In this installment of World Cafe, Bonnie 'Prince' Billy (the stage name of Will Oldham) and Dawn McCarthy perform their own versions of classic Everly Brothers songs — as heard on their latest album together, What the Brothers Sang.
When it comes to approving new medical treatments, the Food and Drug Administration is balancing the need for patient safety against the urgency of making important new treatments available as quickly as possible.
Some argue the FDA sets the bar too high, requiring a process that takes too much time and money to carry out. They say that can leave patients waiting longer than necessary for promising treatments or lead to drugs not being developed at all.
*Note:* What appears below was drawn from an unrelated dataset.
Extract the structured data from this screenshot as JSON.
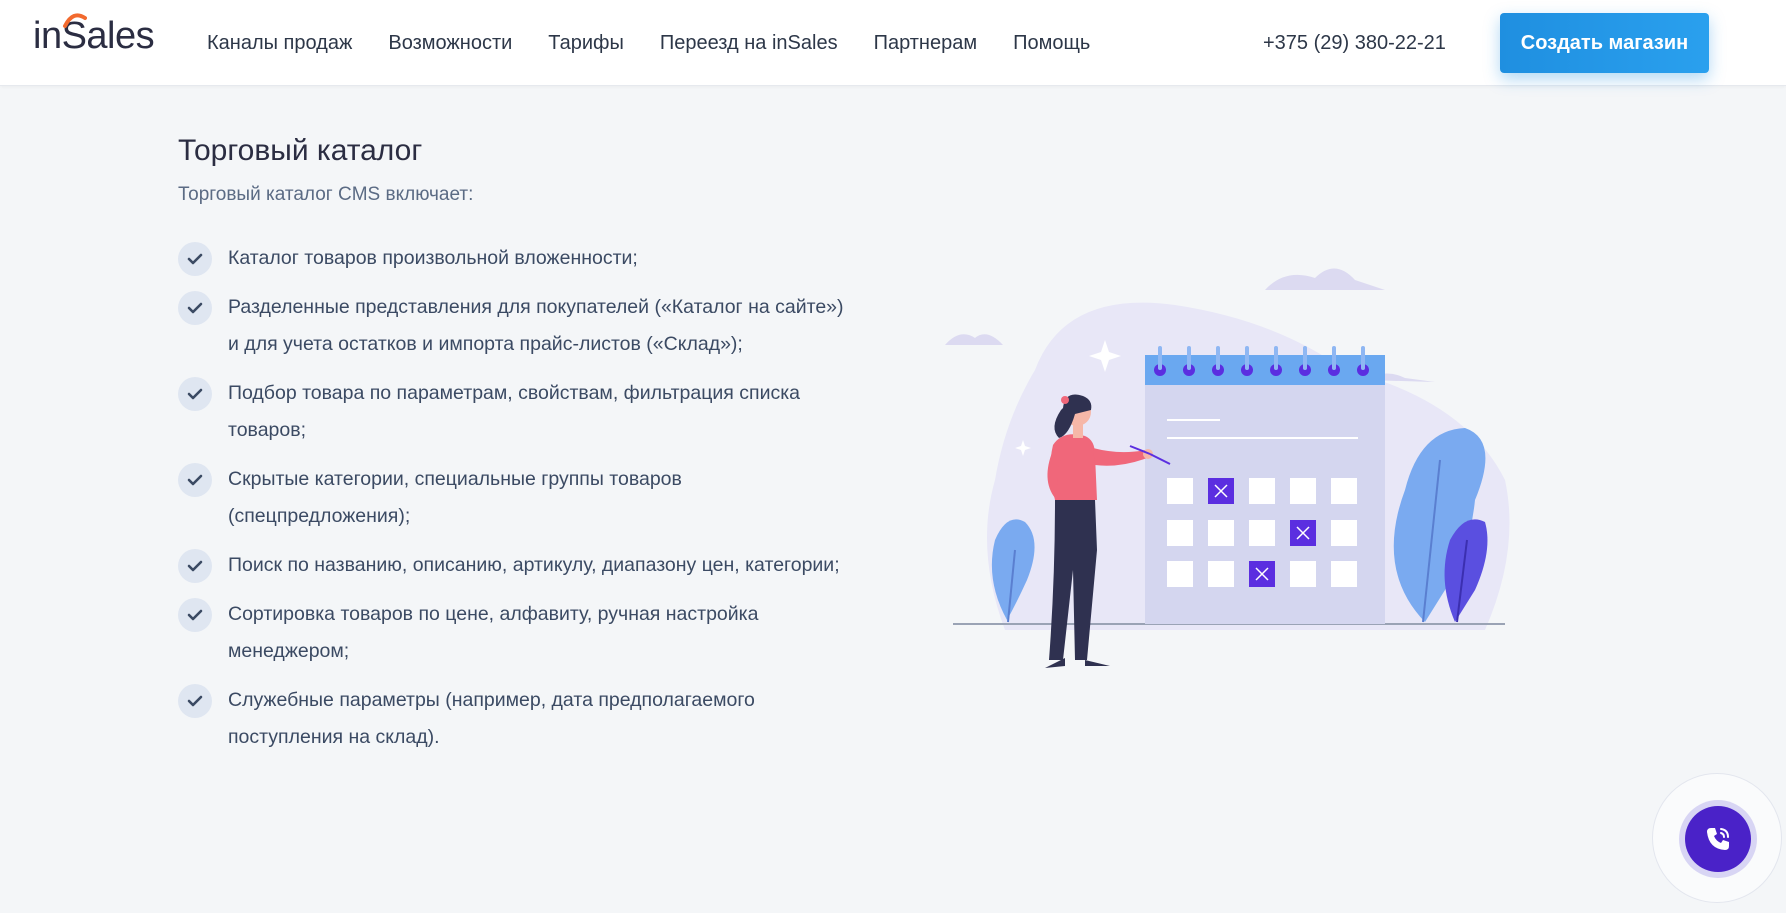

A limousine filled with students headed to prom night at Western High in Davie, Fla., stopped for a detour Saturday, after a Honda van veered into a concrete wall and flipped in front of the limo. The van's seven passengers had trouble getting out — until the limo's driver and the students came to their aid.
Pop culture does not mean celebrity culture; I have perhaps said this more often than anyone you're going to meet. Who dates, who gets a divorce, who has a tantrum, who has surreptitious photos snapped of him by mangy, grim opportunists — these things are not culture of any kind, popular or otherwise, unless there is something else at stake. They are curiosities, and given that we are curious creatures, their pull is not surprising, nor is it new, nor was it invented by the internet, or television, or Americans.
The election year was dominated by talk about jobs and the economy, but neither the administration nor Congress seems to have any grand ideas for jump-starting a still sluggish recovery — and they're not even talking about it much.
President Obama sought to turn attention back to economic issues with a speech last week in Texas on manufacturing, but that's already long since been forgotten. A cascade of scandals has driven the issue entirely off the Washington radar.
If you heard the Dawes song "Just Beneath the Surface" and said, "Somebody's been listening to their old Jackson Browne albums," you're not exactly insulting Dawes. The band has actually backed Browne on tour — and Browne has sung backup on at least one of its songs — so you could say that Dawes comes by its riffs and phrasing honestly.